Botswana Football Association (BFA) is poised to benefit from FIFA’s forward development programme. The Association will receive over P80 million to be used during the course of the next four years, as the world football governing body is strengthens its commitment to building a stronger foundation and the growth of football.
The Forward 3.0 funds – to be accessed by all 54 CAF members for the next four years have seen an increase of USD 2 million compared to Forward 2.0 cycle and Forward 1.0 cycle when the programme was launched.
According to FIFA President Gianni Infantino, the third cycle of the programme will be launched this month and it will dedicate more financial resources than before to developing football nations as there is an overall increase of approximately 30% compared to Forward 2.0.
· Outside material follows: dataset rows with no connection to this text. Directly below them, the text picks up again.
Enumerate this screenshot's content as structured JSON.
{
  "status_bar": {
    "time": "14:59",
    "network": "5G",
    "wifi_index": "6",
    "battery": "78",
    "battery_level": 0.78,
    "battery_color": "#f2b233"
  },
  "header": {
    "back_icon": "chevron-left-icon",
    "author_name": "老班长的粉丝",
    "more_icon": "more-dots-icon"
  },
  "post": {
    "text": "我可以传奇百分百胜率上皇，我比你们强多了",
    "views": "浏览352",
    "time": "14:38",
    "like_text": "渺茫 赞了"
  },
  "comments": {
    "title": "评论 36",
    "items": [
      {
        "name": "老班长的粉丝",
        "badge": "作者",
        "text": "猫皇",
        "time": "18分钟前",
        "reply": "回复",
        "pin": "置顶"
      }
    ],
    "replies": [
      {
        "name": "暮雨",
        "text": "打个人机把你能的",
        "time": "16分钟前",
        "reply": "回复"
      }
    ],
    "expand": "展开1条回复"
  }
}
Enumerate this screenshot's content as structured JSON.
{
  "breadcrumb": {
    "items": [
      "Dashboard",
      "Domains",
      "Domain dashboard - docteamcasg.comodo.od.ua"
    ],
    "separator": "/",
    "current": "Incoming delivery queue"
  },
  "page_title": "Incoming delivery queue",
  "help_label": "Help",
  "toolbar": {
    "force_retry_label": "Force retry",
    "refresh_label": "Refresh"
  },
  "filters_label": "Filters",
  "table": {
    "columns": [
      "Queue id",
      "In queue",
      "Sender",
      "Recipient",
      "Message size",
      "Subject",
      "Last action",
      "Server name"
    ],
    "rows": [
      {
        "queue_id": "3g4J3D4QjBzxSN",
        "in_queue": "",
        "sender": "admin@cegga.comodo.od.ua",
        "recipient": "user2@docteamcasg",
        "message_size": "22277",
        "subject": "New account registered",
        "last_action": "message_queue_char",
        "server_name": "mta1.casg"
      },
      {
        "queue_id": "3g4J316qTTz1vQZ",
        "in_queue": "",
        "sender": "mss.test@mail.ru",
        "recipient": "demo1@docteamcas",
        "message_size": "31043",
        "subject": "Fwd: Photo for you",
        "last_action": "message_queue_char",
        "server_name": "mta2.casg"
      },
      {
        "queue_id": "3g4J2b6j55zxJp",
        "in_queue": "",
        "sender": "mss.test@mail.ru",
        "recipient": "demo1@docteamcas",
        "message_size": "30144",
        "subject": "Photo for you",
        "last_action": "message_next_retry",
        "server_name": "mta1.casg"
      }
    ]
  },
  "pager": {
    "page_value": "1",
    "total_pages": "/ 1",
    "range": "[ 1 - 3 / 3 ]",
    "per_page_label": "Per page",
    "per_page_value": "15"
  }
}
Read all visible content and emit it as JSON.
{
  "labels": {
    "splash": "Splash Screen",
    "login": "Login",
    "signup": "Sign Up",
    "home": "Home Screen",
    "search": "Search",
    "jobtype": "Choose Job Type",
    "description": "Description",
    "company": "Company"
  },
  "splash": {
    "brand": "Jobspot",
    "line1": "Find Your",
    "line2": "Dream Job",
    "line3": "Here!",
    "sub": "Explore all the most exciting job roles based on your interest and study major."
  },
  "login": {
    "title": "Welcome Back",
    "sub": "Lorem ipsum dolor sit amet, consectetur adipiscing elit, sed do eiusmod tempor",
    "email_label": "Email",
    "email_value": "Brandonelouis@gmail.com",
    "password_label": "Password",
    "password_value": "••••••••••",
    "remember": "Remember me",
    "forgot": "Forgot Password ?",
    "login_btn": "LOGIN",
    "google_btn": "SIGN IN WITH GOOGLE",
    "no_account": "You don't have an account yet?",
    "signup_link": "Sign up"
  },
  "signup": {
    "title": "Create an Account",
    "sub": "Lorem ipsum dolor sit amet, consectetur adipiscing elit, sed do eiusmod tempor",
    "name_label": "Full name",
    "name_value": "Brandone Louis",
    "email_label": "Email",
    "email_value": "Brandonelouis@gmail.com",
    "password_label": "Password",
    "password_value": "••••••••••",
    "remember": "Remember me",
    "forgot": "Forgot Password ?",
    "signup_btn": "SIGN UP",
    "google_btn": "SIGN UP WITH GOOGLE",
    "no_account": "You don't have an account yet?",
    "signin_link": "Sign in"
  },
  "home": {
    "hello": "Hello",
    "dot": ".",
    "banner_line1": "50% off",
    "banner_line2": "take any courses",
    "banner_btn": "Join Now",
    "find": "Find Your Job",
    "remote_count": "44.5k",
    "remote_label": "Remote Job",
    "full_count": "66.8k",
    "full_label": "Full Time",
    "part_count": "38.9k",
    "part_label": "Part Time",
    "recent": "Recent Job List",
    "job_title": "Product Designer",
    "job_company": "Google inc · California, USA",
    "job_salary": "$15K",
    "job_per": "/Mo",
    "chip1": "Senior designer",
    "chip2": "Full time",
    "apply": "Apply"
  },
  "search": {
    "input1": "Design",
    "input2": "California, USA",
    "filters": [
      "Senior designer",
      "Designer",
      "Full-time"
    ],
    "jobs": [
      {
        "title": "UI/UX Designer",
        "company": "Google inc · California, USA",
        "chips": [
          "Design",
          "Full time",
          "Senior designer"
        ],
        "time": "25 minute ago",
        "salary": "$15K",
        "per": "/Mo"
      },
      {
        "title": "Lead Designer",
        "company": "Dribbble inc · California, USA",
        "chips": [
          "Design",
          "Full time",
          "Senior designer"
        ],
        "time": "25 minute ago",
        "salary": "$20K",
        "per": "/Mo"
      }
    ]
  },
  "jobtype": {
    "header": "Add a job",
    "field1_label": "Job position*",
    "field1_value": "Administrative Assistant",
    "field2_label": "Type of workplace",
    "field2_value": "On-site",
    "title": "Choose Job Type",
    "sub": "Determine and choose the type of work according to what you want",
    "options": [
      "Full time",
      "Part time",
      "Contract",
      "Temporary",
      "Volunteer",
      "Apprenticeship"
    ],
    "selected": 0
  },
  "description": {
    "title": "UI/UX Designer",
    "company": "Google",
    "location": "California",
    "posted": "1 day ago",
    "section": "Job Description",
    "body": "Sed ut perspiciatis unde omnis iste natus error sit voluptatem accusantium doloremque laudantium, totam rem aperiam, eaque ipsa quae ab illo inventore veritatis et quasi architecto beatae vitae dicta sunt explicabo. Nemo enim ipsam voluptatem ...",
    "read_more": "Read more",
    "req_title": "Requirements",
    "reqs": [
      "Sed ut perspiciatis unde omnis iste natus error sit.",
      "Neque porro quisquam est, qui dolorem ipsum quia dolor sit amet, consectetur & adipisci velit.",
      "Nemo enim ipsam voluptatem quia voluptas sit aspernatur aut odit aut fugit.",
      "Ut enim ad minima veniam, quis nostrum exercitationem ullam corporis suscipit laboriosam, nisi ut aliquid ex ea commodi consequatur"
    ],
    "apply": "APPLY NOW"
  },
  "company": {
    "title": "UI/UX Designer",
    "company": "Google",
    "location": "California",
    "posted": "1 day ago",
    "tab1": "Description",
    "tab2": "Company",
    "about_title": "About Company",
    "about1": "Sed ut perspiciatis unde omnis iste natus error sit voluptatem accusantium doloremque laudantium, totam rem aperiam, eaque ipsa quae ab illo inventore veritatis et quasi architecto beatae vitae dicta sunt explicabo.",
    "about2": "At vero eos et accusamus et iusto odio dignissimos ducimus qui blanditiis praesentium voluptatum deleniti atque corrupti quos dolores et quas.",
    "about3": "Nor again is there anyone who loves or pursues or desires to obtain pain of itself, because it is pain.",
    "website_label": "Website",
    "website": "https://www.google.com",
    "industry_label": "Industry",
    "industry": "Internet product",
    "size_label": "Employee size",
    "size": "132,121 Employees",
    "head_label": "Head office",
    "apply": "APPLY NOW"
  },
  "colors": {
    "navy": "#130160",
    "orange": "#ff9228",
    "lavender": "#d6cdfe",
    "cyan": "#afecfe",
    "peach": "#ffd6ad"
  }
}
“It is vital that we are now strengthening our commitment to building a stronger foundation for the growth of football,” Infantino noted.
The 62 page report by FIFA-Forward-Development-Programme-Forward-3-0-regulations also reveals that for travel and equipment, each member association, subject to compliance with the regulations, will receive an additional USD 1 million to cover the cost of travel and accommodation for their national teams. It further states that the remaining funds may be used to cover the cost of travel and accommodation for domestic competitions organized by the member associations.
“A contribution of up to USD 200,000 for the four-year cycle (2023-2026) to cover the cost of any football equipment related to the training of players and organization of matches (e.g. full kits for the national teams, balls, mini goals, bibs, substitution boards and referees’ communication systems) for those member associations that are identified as needing the most assistance,” the report indicated.
FIFA President, Infantino and his team said the member association is identified as needing the most assistance, for the purpose of the contributions, where their annual revenues (excluding Forward Programme funds as well as funds from any other FIFA programme/ initiative) do not exceed USD 4 million as the figure shall be reflected in the latest annual statutory audit report submitted to the FIFA general secretariat within six months after the closing of the relevant financial year.
Nevertheless, the contributions for travel will be released in four equal installments of USD 250,000 each in January every year, whilst those for equipment will be released in four equal installments of USD 50,000 each in January every year provided that the member association has fulfilled the conditions.
For the specific projects – in the case of Botswana and Namibia – there is an ambition to host the AFCON 2027 and if the joint bid succeed, the two nations will need to build new stadium to meet the requirements of CAF as the Bid technical committee has alluded before; therefore the two associations could make an appeal for extra funds to FIFA.
The report further says where a member association uses funds allocated for specific projects to improve or build new football infrastructure for its direct benefit or for the benefit of another entity (e.g. regional associations or clubs), the member association shall also provide, as part of the supporting documents, the FIFA general secretariat with the relevant national land registry certificate or extract confirming that the member association or the other entity is the owner of the land or the agreements confirming the donation, transfer or other form of provision to, or use of land by the association.
When contacted for comment, local sports analyst, Jimmy George said; “Ours is more a lack of vision, than money to finance programs. Regrettably when you lack vision not even USD 8 million can bail you out. Its pity the funds might be used to pay for the past projects that have yielded very little success.”